The restaurant has drawn national attention from both the trade press and from general-interest magazines like Glamour, which last December ran a page of Mas's recipes for specialty drinks named after high-profile Latinos like Ricky Martin and Jennifer Lopez. But at the restaurant Martin and Lopez take a backseat to a handful of staple Latin cocktails. "You know the way the martini is a quintessentially American drink?" Greenwald says. "Well, we serve the martini of those countries, like the caipirinha is in Brazil, or the mojito in Cuba."

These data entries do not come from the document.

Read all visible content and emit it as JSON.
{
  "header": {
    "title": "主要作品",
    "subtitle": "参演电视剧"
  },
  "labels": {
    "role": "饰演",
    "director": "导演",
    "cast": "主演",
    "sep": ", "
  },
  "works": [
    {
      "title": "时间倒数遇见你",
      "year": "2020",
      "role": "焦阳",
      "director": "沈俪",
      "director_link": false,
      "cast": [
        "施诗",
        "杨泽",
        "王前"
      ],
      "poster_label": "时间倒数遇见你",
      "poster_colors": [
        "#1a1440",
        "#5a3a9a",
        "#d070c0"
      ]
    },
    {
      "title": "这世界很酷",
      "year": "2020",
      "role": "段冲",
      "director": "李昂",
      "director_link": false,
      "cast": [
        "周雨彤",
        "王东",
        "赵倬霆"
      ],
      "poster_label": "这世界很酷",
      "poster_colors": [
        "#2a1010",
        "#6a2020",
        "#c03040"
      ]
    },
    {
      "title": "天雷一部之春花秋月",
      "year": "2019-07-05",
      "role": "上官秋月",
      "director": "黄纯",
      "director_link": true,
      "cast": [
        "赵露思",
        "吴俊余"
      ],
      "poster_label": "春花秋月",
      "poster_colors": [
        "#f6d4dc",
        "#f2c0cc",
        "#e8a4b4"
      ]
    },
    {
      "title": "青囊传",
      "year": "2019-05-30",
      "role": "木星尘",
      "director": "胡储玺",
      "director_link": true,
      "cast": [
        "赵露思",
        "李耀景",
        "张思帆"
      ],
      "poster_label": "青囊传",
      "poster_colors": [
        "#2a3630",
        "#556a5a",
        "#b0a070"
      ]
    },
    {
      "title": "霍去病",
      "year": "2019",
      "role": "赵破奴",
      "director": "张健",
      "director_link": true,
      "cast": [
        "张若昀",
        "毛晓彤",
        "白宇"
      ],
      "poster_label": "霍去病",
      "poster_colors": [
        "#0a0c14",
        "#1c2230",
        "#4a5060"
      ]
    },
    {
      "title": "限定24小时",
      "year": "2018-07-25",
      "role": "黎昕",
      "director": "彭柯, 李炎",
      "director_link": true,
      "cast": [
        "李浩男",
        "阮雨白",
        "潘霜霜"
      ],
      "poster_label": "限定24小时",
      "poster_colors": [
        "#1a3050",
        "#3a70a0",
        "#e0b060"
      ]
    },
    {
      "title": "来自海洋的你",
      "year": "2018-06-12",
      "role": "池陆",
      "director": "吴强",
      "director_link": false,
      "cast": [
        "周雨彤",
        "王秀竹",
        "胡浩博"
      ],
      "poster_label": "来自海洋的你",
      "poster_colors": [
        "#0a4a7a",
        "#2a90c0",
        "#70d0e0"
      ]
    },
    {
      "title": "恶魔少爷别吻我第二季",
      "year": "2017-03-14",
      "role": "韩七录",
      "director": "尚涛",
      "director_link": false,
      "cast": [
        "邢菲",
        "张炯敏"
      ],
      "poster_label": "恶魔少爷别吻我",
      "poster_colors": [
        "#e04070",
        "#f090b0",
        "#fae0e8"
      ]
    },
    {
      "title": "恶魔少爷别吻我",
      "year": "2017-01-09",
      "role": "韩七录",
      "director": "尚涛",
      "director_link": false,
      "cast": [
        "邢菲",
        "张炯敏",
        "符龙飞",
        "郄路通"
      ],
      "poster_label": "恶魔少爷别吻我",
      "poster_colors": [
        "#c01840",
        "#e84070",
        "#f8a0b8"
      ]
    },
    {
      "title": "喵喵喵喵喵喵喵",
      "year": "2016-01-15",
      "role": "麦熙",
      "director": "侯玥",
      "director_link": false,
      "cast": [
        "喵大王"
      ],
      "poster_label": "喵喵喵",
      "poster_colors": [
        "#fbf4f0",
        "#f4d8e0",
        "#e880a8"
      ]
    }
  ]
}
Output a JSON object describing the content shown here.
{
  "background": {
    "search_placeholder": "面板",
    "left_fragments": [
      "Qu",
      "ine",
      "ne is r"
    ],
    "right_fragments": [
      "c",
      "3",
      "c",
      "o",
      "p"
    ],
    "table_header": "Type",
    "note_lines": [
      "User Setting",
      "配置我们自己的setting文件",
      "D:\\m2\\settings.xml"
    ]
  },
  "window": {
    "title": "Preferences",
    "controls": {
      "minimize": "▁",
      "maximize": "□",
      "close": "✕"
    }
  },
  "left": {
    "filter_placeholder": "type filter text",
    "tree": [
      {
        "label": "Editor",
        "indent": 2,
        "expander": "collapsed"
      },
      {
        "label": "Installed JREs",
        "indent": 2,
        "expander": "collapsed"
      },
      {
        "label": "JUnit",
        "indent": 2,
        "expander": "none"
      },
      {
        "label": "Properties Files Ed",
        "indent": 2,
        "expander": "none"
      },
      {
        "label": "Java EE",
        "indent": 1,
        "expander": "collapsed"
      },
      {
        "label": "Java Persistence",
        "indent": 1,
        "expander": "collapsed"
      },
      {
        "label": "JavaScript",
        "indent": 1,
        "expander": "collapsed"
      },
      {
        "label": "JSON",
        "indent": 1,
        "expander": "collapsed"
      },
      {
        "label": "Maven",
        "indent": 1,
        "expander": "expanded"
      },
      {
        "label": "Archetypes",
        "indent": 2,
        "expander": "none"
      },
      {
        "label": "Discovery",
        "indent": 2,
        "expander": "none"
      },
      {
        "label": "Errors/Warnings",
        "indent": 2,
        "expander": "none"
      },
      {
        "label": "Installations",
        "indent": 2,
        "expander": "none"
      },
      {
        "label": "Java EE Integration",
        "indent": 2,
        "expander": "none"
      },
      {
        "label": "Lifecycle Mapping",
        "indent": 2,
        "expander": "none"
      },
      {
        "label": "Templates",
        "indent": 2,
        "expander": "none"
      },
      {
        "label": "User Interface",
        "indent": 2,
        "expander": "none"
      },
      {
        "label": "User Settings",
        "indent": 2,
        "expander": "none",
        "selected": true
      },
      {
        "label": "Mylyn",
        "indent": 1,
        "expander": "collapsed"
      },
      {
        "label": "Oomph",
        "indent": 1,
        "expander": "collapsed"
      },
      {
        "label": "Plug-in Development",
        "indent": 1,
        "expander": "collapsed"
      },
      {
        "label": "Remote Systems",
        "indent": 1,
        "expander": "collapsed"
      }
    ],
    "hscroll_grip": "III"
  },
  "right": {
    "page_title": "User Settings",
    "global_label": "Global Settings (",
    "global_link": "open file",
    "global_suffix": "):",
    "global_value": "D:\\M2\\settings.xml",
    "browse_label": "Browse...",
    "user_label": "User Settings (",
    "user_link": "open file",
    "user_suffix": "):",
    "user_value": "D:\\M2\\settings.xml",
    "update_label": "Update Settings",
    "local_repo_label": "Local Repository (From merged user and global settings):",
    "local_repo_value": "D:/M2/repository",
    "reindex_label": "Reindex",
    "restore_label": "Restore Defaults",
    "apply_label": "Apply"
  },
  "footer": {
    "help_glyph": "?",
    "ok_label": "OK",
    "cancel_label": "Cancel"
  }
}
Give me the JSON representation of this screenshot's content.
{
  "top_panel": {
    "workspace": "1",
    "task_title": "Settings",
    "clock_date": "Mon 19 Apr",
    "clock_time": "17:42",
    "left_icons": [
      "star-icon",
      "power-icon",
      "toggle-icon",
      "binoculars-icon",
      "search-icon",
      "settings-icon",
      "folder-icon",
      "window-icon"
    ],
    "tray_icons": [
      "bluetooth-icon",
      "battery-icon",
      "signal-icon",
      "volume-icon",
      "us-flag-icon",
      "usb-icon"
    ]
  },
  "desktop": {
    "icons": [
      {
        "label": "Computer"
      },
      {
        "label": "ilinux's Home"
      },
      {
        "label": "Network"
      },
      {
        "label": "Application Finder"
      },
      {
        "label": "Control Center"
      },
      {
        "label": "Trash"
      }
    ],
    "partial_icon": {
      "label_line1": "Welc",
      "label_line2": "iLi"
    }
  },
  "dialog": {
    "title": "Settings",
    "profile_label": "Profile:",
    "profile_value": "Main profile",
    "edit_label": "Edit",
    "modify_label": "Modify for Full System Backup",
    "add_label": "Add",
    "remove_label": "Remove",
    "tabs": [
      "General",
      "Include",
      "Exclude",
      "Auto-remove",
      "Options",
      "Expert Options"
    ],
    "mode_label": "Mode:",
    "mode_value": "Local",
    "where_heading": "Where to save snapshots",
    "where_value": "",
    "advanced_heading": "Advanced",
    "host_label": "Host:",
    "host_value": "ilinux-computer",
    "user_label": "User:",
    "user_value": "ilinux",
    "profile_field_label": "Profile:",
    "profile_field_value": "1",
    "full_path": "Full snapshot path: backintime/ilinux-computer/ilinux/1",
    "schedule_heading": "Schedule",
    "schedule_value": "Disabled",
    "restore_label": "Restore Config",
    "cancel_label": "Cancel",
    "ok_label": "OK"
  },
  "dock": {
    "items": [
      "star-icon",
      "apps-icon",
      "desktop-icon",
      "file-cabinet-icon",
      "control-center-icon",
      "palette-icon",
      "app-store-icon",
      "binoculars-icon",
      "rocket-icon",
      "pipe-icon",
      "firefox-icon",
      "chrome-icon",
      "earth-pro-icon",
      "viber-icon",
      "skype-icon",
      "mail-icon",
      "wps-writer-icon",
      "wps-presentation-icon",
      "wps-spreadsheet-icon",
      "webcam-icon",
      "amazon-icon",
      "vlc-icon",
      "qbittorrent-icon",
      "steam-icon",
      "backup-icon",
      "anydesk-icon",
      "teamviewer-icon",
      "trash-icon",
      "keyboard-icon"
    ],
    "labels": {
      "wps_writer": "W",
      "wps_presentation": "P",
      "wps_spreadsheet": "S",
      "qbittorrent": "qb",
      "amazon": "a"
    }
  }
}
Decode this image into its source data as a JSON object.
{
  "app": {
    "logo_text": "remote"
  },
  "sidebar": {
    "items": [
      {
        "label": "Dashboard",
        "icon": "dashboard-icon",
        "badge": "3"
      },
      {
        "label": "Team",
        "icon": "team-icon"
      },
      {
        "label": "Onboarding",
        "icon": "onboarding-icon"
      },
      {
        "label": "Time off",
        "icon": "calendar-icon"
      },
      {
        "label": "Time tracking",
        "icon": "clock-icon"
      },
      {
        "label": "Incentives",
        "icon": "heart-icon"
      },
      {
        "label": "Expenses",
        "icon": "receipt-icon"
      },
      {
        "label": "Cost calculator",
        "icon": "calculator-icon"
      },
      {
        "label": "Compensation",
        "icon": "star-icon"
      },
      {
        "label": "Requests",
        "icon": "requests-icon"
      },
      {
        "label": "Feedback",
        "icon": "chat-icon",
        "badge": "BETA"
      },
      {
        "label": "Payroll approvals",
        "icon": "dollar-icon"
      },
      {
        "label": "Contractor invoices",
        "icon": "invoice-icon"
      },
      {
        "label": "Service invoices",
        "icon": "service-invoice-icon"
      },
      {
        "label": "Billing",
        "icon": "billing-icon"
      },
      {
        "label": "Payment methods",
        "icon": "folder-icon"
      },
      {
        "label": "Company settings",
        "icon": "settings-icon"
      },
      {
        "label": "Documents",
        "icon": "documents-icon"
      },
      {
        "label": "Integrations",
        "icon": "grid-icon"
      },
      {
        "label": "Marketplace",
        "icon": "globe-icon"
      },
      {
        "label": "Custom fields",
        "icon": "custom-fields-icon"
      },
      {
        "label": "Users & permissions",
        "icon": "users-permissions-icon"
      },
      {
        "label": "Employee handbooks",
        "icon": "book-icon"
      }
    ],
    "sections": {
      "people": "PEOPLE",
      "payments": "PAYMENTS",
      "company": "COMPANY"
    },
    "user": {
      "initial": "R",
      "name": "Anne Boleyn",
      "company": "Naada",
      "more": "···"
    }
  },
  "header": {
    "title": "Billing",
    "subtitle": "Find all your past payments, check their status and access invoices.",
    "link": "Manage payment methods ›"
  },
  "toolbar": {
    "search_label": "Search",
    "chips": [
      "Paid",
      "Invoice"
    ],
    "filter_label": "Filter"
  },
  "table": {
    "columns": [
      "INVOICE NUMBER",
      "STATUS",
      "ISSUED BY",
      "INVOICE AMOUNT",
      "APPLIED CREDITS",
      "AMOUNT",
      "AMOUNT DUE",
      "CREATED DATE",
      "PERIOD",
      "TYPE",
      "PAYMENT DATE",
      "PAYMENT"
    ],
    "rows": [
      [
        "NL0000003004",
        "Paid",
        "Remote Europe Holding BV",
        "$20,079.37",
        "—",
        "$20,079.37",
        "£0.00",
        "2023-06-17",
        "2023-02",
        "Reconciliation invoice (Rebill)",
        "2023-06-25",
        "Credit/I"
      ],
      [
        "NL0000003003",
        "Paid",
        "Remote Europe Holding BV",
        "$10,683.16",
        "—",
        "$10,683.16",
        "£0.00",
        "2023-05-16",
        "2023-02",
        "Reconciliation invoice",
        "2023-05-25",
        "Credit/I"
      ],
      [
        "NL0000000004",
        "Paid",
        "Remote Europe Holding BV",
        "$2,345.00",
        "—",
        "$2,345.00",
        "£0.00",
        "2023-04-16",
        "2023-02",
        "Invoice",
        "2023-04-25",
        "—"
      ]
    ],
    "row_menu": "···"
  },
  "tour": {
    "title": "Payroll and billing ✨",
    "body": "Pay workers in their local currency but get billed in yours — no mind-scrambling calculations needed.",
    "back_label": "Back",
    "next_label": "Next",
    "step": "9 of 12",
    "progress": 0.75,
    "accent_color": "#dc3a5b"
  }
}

Depending on who you ask, caipirinha--Mas's most popular cocktail--means "little peasant girl," "little hillbilly," or "hick." The current association of the cocktail with a fun, easy lifestyle belies the fact that cachaca, the liquor with which it's made, originated as a slave beverage. Four hundred years ago, so the legend goes, plantation slaves in Brazil discovered that they could drink the fermented sugarcane juice, and slave owners figured that allowing them to do so would improve their disposition and productivity. Says Greenwald, "Basically, the caipirinha came into being because lime and sugar were what people had around, and cachaca itself, the way it was back then, didn't taste that great. So they threw some lime and sugar in." Despite the drink's current popularity, it was born more of necessity. "The stuff is moonshine," says Greenwald.
Nowadays cachaca is one of the most consumed drinks in Brazil, second only to beer--the result, in part, of a nationwide cachaca campaign begun in 1997. Since then, cachaca production and export have become big business; there are hundreds of cachacas on the market and the government hopes to reach export levels of $100 million by 2002. The liquor is so popular that better brands have begun to suffer from piracy, with illegal knockoffs flooding the streets of Brazil. Some buyers in the United States and elsewhere prefer to import obscure, smaller brands to ensure authenticity.
Mas serves a brand ranked as one of the five most consumed distilled liquors in the world--outselling, in 1998, Bacardi rum, Smirnoff vodka, and Johnnie Walker Red whiskey. "We like Pirassununga 51," says Greenwald. "We also stock a more expensive brand, Toucano, but nobody orders it." Despite the popularity of caipirinhas, Americans are not yet cachaca connoisseurs. In fact, many aren't certain what distinguishes cachaca from rum. The difference lies partly in the preparation. "Unlike conventional rums," says Greenwald, "which are made from the boiled-down molasses by-product of the sugar-making process, higher-end cachacas like Toucano are born of the first flavorful crush of the cane--it's like the first pressing of wine."
But rum doesn't get short shrift at Mas. Brugal, a Dominican rum, is Greenwald's favorite: "Brugal with tonic and lime is nothing like Captain Morgan and coke. If all those people were turned on to Brugal . . ." When asked if the specialty cocktails are primarily aperitifs, he says, "Most people drink them before dinner, but don't drink too many because you won't eat your dinner." Another reason, perhaps, for cachaca's popularity: it is deceptively strong.
Most diners at Mas linger at the bar for a cocktail or two before dinner, a habit facilitated by the restaurant's no-reservations policy. With the caipirinhas, mojitos, margaritas, and pisco sours flowing, being ushered to one's table too soon could actually be a disappointment.
The Mas Caipirinha
4 lime quarters
1 overflowing spoonful of sugar
2 oz. cachaca
In a metal shaker, muddle (crush) the limes and sugar. Add ice (enough to fill a large rocks glass) and cachaca and shake vigorously. Pour entire contents of shaker into a large rocks glass and serve.
Mas is at 1670 W. Division, 773-276-8700.
Art accompanying story in printed newspaper (not available in this archive): photo/Nathan Mandell.